By Pete Smith
The Carmel Clay School Board is considering taking on new debt and refinancing old debt to capitalize on the favorable rates in the current bond market – all without raising the current tax rate.
The move is possible because of the refinancing savings, a projected increase in assessed valuations in the coming years for properties throughout Carmel and a window of opportunity in terms of the district’s debt payment schedule. In fact, the district’s tax rate could even decline.
The board has scheduled a public hearing at 7 p.m. May 19 to discuss the possibility of refinancing more than $26 million in 2005 First Mortgage Bonds that had been used for the construction for West Clay Elementary School. Assistant Superintendent Roger McMichael said the move could end up saving about $1.3 million over the life of the bonds.
McMichael said that refinancing the bonds was part of an overall plan to manage the debt service tax rate during the next ten years.
The district also would like to borrow an additional $6 million to cover routine school maintenance and upgrade costs.
“We’re not anywhere close to a panic situation,” McMichael said. “If we don’t move forward with this, what happens? Nothing catastrophic.”

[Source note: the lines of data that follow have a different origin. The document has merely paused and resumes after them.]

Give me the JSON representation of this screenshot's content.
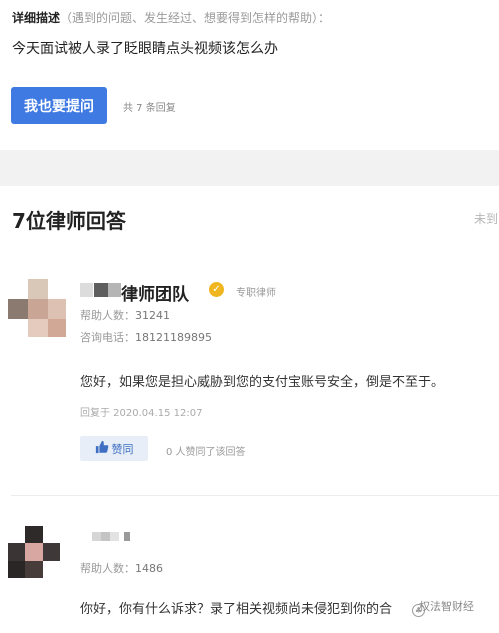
{
  "question": {
    "desc_label": "详细描述",
    "desc_hint": "（遇到的问题、发生经过、想要得到怎样的帮助）：",
    "text": "今天面试被人录了眨眼睛点头视频该怎么办",
    "ask_button_label": "我也要提问",
    "reply_count_text": "共 7 条回复"
  },
  "answers_section": {
    "title": "7位律师回答",
    "unresolved_text": "未到"
  },
  "lawyers": [
    {
      "name": "律师团队",
      "verified_icon": "check-badge-icon",
      "role": "专职律师",
      "helped_label": "帮助人数：",
      "helped_value": "31241",
      "phone_label": "咨询电话：",
      "phone_value": "18121189895",
      "answer": "您好，如果您是担心威胁到您的支付宝账号安全，倒是不至于。",
      "reply_time": "回复于 2020.04.15 12:07",
      "like_label": "赞同",
      "like_icon": "thumbs-up-icon",
      "like_count_text": "0 人赞同了该回答"
    },
    {
      "helped_label": "帮助人数：",
      "helped_value": "1486",
      "answer": "你好，你有什么诉求？录了相关视频尚未侵犯到你的合"
    }
  ],
  "watermark": {
    "text": "权法智财经",
    "icon": "watermark-logo-icon"
  },
  "colors": {
    "primary_button": "#3e7ae2",
    "separator_band": "#f2f2f3",
    "verified_badge": "#f0b61f",
    "like_button_bg": "#e8eef8"
  }
}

The loan is necessary to cover budget shortfalls, the district said. Its capital projects fund has lost $3.3 million because of the state circuit breaker law and the reductions in assessed value to residential property during the recent economic downturn. In addition, $1.7 million of the fund’s money was used to purchase land for a potential new school west of the proposed Silvara development at 116th Street and Spring Mill Road.
The land was approved for purchase by the school board at its November 2012 meeting on an installment land contract from Scott Jones, the creator of ChaCha.
The largest of the maintenance projects include a $1.7 million replacement of the Mohawk Trails Elementary School roof, $850,000 in technology network upgrades and a $775,000 replacement of the Smoky Row Elementary School HVAC system.
“I think they’re needed so that Carmel schools can continue to maintain these facilities in a responsible manner, and in a manner this community is accustomed to and expects,” McMichael said.
But the maintenance projects pale in comparison to the larger costs associated with major renovations likely needed for Carmel, Cherry Tree, Orchard Park and Smoky Row elementary schools between 2019 and 2023. That’s because they would’ve had no major renovations done in the past thirty years at those points.
To accommodate those, the district would like to acknowledge that it could need to bond for $20 million in 2019. And even then, the tax rate would still be projected to decline.
McMichael said that the current debt service tax rate is $0.32, and that with the new borrowing the rate would still decline to an estimated $0.28 over the next 10 years.
The first series of bonds are projected to eventually total $6.3 million in debt with interest factored in and they would be repaid within three years.